I was seven years old.

The police resented the remark, saying that the mayor was effectively throwing them under the bus. Police, naturally, reject the notion that they treat black men differently or more harshly. 

In response, many officers signed a petition requesting that de Blasio not attend their funerals in the event they die on-duty.

Fast forward to last weekend. It was amidst this tension that a man, who had already that day shot ex-girlfriend Sheneka Thompson, ambushed and killed Ramos and Liu. The police union blamed de Blasio's rhetoric for the murders, going so far as to say that de Blasio has "blood on his hands." (See video below.)

Former New York Mayor Rudolph Giuliani echoed those sentiments, laying the blame for these deaths on President Obama as well as on de Blasio:

“We’ve had four months of propaganda starting with the president that everybody should hate the police,” Giuliani told Fox News. “The protests are being embraced, the protests are being encouraged.
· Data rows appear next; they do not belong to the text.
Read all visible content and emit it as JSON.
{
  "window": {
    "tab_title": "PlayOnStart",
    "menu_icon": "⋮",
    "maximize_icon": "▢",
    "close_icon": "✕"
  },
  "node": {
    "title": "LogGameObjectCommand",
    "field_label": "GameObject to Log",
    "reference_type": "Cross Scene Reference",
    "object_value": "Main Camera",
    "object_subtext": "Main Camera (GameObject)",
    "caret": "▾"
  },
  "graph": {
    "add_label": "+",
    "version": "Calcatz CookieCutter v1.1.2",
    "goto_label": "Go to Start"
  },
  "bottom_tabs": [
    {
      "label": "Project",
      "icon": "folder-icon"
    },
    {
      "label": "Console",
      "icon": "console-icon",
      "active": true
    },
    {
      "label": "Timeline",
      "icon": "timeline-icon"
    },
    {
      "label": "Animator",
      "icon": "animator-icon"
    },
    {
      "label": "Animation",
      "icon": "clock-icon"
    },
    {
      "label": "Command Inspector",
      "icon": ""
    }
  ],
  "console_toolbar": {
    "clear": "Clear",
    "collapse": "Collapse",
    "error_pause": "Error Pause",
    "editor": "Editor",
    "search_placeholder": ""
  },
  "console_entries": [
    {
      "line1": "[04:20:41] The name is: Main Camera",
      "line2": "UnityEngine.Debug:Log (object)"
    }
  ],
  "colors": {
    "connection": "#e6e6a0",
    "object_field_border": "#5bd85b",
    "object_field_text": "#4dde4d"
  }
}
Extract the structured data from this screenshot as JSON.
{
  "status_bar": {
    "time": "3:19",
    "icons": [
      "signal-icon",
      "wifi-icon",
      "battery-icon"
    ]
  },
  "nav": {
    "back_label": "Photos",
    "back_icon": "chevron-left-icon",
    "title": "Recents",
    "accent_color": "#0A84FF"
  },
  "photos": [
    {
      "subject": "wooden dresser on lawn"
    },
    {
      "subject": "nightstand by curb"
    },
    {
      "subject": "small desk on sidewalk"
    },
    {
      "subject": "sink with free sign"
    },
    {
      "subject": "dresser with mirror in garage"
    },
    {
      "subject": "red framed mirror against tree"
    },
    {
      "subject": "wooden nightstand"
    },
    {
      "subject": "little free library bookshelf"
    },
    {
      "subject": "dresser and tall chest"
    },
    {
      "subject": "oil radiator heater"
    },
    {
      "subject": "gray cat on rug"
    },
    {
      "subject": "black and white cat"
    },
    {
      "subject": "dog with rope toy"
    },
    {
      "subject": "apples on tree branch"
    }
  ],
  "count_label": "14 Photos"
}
The protests, even the ones that don’t lead to violence, a lot of them lead to violence, all of them lead to a conclusion. The police are bad, the police are racist. That is completely wrong.”

Giuliani believes de Blasio should apologize to the NYPD.

Is there a problem with police protesting the mayor? Don't they have First Amendment rights?

Given the dangers inherent to being a police officer—and the extent to which most cops are trying to do the best they can—it’s actually understandable that cops are a little angry with official and unofficial criticism. But they should know it comes with the territory. For all the leeway they receive, the police aren’t an inviolable force; they’re part of a public trust, accountable to elected leaders and the people who choose them. And in the same way that police have a responsibility to protect and secure the law, citizens have a responsibility to hold improper conduct to account. -- Jamelle Bouie, Slate

If you're like me, you're uncomfortable with the police officers' actions because they seem to imply that police officers are above criticism -- even from their bosses. Yes, Mayor de Blasio is their boss. They work for him. Further, de Blasio himself is elected by the people of New York City, and thus he works for those people. So, when the police turn their backs on de Blasio, they are also turning their backs on the people of New York. They are saying they won't tolerate criticism about job performance even when criticism is perfectly reasonable here given that police action led to the death of Eric Garner. This could create a dangerous precedent where mayors fear criticizing their police force.

It's true that the police have First Amendment rights. They can express those rights. But their position on this issue is fairly rigid and possibly dangerous.

Police officers are not actually listening to what the protestors and politicians are saying

The police believe the protestors are "anti-police" and are encouraging violence against cops. The protestors say they just want more effective policing. This disconnect is at the root of the problem between de Blasio and his police force.

Kareem Abdul-Jabbar summed it up well, though. Anyone who thinks these protests were "anti-police" protests is misunderstanding the issue:

In a Dec. 21, 2014 article about the shooting, the Los Angeles Times referred to the New York City protests as “anti-police marches,” which is grossly inaccurate and illustrates the problem of perception the protestors are battling. The marches are meant to raise awareness of double standards, lack of adequate police candidate screening, and insufficient training that have resulted in unnecessary killings. Police are not under attack, institutionalized racism is. Trying to remove sexually abusive priests is not an attack on Catholicism, nor is removing ineffective teachers an attack on education. Bad apples, bad training, and bad officials who blindly protect them, are the enemy. And any institution worth saving should want to eliminate them, too.